[Dataset entries Boundary: Start]

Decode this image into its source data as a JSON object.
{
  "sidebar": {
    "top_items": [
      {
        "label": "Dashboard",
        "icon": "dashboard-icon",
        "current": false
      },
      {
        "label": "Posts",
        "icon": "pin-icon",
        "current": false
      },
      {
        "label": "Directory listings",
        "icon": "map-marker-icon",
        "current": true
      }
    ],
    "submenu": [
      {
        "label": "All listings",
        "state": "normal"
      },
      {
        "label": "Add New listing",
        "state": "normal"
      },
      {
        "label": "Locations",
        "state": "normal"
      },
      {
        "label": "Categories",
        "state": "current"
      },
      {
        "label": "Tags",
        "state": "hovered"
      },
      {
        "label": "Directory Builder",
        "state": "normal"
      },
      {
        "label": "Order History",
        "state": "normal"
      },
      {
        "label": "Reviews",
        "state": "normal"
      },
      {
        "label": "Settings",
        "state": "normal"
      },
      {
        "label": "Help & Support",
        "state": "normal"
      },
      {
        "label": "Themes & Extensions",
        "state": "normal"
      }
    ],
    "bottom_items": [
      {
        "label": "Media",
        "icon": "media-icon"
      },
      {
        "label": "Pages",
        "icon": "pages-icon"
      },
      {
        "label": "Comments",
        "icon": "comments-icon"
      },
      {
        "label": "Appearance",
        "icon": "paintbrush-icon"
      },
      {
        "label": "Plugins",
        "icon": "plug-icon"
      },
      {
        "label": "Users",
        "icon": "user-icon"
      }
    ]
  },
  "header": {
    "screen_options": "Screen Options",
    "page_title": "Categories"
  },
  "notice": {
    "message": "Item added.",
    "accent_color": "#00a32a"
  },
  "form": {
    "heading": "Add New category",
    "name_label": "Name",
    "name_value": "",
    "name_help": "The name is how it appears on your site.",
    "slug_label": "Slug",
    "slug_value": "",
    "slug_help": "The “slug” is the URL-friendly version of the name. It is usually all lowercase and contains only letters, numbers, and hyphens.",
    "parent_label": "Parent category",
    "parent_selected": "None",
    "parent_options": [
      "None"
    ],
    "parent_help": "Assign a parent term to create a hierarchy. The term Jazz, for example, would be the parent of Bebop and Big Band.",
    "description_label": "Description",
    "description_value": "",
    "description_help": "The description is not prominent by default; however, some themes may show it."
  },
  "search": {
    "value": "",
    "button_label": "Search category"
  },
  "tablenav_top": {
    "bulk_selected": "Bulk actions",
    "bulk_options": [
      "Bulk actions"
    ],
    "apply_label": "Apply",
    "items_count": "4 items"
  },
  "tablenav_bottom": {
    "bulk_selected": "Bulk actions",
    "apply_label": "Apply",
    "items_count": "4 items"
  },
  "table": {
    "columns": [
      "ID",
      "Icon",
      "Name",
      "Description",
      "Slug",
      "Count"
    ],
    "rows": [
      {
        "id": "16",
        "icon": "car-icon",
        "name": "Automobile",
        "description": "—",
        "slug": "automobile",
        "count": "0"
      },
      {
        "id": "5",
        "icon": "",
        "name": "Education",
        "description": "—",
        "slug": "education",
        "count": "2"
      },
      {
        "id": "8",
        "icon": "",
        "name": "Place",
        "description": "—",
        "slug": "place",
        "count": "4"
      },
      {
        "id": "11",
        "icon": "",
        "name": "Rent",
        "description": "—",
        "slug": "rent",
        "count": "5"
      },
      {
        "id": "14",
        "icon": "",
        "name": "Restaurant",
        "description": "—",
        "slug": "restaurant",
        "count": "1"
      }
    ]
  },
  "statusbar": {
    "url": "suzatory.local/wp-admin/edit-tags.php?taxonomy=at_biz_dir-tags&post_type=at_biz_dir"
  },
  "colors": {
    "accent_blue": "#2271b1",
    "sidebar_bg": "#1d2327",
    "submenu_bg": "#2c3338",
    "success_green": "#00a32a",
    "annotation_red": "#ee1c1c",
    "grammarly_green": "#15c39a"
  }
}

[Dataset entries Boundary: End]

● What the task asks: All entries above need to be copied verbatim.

● Completed task:
Decode this image into its source data as a JSON object.
{
  "sidebar": {
    "top_items": [
      {
        "label": "Dashboard",
        "icon": "dashboard-icon",
        "current": false
      },
      {
        "label": "Posts",
        "icon": "pin-icon",
        "current": false
      },
      {
        "label": "Directory listings",
        "icon": "map-marker-icon",
        "current": true
      }
    ],
    "submenu": [
      {
        "label": "All listings",
        "state": "normal"
      },
      {
        "label": "Add New listing",
        "state": "normal"
      },
      {
        "label": "Locations",
        "state": "normal"
      },
      {
        "label": "Categories",
        "state": "current"
      },
      {
        "label": "Tags",
        "state": "hovered"
      },
      {
        "label": "Directory Builder",
        "state": "normal"
      },
      {
        "label": "Order History",
        "state": "normal"
      },
      {
        "label": "Reviews",
        "state": "normal"
      },
      {
        "label": "Settings",
        "state": "normal"
      },
      {
        "label": "Help & Support",
        "state": "normal"
      },
      {
        "label": "Themes & Extensions",
        "state": "normal"
      }
    ],
    "bottom_items": [
      {
        "label": "Media",
        "icon": "media-icon"
      },
      {
        "label": "Pages",
        "icon": "pages-icon"
      },
      {
        "label": "Comments",
        "icon": "comments-icon"
      },
      {
        "label": "Appearance",
        "icon": "paintbrush-icon"
      },
      {
        "label": "Plugins",
        "icon": "plug-icon"
      },
      {
        "label": "Users",
        "icon": "user-icon"
      }
    ]
  },
  "header": {
    "screen_options": "Screen Options",
    "page_title": "Categories"
  },
  "notice": {
    "message": "Item added.",
    "accent_color": "#00a32a"
  },
  "form": {
    "heading": "Add New category",
    "name_label": "Name",
    "name_value": "",
    "name_help": "The name is how it appears on your site.",
    "slug_label": "Slug",
    "slug_value": "",
    "slug_help": "The “slug” is the URL-friendly version of the name. It is usually all lowercase and contains only letters, numbers, and hyphens.",
    "parent_label": "Parent category",
    "parent_selected": "None",
    "parent_options": [
      "None"
    ],
    "parent_help": "Assign a parent term to create a hierarchy. The term Jazz, for example, would be the parent of Bebop and Big Band.",
    "description_label": "Description",
    "description_value": "",
    "description_help": "The description is not prominent by default; however, some themes may show it."
  },
  "search": {
    "value": "",
    "button_label": "Search category"
  },
  "tablenav_top": {
    "bulk_selected": "Bulk actions",
    "bulk_options": [
      "Bulk actions"
    ],
    "apply_label": "Apply",
    "items_count": "4 items"
  },
  "tablenav_bottom": {
    "bulk_selected": "Bulk actions",
    "apply_label": "Apply",
    "items_count": "4 items"
  },
  "table": {
    "columns": [
      "ID",
      "Icon",
      "Name",
      "Description",
      "Slug",
      "Count"
    ],
    "rows": [
      {
        "id": "16",
        "icon": "car-icon",
        "name": "Automobile",
        "description": "—",
        "slug": "automobile",
        "count": "0"
      },
      {
        "id": "5",
        "icon": "",
        "name": "Education",
        "description": "—",
        "slug": "education",
        "count": "2"
      },
      {
        "id": "8",
        "icon": "",
        "name": "Place",
        "description": "—",
        "slug": "place",
        "count": "4"
      },
      {
        "id": "11",
        "icon": "",
        "name": "Rent",
        "description": "—",
        "slug": "rent",
        "count": "5"
      },
      {
        "id": "14",
        "icon": "",
        "name": "Restaurant",
        "description": "—",
        "slug": "restaurant",
        "count": "1"
      }
    ]
  },
  "statusbar": {
    "url": "suzatory.local/wp-admin/edit-tags.php?taxonomy=at_biz_dir-tags&post_type=at_biz_dir"
  },
  "colors": {
    "accent_blue": "#2271b1",
    "sidebar_bg": "#1d2327",
    "submenu_bg": "#2c3338",
    "success_green": "#00a32a",
    "annotation_red": "#ee1c1c",
    "grammarly_green": "#15c39a"
  }
}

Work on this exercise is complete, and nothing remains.